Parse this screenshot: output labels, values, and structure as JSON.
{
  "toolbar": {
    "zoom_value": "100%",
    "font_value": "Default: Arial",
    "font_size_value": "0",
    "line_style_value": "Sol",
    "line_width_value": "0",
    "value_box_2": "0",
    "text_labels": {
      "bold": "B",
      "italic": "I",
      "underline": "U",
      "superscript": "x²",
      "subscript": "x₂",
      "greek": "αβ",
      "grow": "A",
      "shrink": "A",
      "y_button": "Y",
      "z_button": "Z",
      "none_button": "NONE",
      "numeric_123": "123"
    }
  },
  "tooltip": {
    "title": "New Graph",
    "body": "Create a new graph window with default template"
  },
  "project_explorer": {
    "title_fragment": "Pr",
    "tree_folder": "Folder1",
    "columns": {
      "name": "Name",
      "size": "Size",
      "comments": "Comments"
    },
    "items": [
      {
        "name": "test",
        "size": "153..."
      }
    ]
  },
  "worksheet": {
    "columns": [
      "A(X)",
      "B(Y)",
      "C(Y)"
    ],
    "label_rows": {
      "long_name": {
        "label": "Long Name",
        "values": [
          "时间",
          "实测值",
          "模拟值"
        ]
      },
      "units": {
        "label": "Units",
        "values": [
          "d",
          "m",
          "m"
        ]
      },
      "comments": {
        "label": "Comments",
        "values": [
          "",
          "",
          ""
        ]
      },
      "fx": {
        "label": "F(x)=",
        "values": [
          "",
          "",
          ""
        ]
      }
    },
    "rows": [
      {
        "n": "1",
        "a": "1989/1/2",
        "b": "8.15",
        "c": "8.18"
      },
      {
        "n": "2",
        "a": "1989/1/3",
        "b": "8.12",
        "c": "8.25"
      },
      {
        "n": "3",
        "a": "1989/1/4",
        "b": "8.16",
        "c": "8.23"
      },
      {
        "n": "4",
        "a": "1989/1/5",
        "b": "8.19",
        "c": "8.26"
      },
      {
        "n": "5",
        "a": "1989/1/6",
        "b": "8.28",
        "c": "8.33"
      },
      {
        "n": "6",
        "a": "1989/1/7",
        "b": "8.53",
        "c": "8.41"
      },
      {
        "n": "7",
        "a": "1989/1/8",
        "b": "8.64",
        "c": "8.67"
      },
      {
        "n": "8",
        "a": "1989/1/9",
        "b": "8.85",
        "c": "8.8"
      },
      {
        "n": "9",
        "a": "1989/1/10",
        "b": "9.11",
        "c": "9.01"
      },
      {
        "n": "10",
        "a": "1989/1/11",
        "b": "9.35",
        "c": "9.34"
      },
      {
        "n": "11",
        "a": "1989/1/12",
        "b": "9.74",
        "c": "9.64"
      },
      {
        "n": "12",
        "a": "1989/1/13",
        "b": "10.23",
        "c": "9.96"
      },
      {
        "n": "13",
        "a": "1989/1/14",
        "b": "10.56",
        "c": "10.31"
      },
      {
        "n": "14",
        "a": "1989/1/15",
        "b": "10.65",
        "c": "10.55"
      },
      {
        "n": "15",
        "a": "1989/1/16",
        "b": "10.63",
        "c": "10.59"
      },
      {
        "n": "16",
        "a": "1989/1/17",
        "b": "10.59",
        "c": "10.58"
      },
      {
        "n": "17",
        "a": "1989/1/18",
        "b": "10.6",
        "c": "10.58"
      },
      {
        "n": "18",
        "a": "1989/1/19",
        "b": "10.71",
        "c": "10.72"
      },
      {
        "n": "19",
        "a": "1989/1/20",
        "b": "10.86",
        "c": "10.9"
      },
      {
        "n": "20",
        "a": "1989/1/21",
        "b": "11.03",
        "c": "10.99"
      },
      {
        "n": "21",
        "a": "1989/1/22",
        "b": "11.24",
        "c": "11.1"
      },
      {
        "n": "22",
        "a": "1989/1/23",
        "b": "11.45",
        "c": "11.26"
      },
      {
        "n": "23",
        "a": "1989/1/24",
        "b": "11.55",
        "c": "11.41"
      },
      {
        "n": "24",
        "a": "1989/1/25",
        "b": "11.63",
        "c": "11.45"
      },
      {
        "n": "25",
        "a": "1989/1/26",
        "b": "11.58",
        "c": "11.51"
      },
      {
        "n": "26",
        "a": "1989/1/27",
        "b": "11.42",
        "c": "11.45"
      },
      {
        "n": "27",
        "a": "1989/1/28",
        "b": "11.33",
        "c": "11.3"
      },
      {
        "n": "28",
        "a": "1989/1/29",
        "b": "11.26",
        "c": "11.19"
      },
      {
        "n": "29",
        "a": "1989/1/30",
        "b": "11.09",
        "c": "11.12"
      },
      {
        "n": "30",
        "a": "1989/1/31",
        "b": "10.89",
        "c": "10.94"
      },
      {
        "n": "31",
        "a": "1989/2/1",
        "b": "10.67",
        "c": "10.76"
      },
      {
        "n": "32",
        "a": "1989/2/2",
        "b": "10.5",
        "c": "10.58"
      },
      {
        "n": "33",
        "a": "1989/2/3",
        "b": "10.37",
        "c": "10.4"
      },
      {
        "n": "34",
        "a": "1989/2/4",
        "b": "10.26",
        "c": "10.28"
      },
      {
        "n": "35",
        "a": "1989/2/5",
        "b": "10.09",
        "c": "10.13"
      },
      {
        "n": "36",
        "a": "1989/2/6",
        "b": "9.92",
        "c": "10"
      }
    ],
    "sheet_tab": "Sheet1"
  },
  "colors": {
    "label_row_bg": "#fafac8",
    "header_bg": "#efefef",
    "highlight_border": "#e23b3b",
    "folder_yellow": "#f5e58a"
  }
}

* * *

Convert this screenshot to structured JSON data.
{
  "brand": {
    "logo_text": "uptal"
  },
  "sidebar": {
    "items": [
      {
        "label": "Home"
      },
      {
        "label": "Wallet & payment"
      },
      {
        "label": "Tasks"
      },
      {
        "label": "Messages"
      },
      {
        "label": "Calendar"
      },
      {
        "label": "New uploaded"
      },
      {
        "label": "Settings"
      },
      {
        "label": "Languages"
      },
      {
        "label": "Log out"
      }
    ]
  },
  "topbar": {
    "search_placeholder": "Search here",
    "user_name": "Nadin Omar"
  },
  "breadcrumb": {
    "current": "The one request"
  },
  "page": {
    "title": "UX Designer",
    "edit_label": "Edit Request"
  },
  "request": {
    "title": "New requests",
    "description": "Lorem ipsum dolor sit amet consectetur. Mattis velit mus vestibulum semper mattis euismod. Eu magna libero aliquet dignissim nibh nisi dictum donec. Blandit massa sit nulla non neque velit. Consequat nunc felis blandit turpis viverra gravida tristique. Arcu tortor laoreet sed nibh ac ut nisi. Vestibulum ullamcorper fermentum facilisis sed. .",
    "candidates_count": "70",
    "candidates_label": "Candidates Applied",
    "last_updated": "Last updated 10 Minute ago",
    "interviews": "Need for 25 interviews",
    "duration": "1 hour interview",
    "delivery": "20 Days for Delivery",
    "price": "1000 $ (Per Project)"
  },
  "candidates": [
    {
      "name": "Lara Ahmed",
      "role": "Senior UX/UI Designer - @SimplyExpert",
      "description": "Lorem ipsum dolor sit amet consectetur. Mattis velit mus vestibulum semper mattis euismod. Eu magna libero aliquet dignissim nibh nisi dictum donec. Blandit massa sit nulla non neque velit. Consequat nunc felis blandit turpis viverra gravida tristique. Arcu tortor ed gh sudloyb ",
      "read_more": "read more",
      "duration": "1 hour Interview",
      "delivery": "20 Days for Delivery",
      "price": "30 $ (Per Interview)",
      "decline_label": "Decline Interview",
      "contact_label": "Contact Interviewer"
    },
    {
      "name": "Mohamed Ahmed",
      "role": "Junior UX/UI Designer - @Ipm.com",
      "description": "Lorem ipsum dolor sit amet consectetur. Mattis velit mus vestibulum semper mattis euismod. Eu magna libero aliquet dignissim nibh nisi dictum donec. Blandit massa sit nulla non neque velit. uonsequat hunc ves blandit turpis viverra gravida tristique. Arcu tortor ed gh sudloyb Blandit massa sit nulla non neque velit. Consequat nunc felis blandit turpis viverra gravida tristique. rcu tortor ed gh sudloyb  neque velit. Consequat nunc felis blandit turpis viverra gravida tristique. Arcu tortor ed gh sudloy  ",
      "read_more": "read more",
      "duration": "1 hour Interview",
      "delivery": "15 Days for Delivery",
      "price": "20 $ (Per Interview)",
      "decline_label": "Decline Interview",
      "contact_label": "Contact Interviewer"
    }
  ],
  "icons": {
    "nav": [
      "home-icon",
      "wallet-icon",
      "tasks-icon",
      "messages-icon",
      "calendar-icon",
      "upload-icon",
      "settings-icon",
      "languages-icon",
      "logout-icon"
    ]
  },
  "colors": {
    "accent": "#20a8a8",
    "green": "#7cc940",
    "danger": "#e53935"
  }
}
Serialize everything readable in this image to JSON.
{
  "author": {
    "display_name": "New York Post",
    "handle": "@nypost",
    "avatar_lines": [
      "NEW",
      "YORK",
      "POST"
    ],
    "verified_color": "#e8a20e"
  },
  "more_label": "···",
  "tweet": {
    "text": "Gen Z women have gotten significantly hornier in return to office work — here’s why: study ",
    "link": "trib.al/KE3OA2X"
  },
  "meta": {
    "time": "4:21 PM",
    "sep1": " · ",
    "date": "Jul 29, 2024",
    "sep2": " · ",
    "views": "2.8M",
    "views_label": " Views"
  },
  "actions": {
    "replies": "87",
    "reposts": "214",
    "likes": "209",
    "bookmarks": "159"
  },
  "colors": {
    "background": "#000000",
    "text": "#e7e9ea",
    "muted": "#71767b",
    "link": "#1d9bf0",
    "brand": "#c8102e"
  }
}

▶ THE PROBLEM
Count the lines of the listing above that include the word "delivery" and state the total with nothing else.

▶ SOLUTION TO THE EXERCISE
3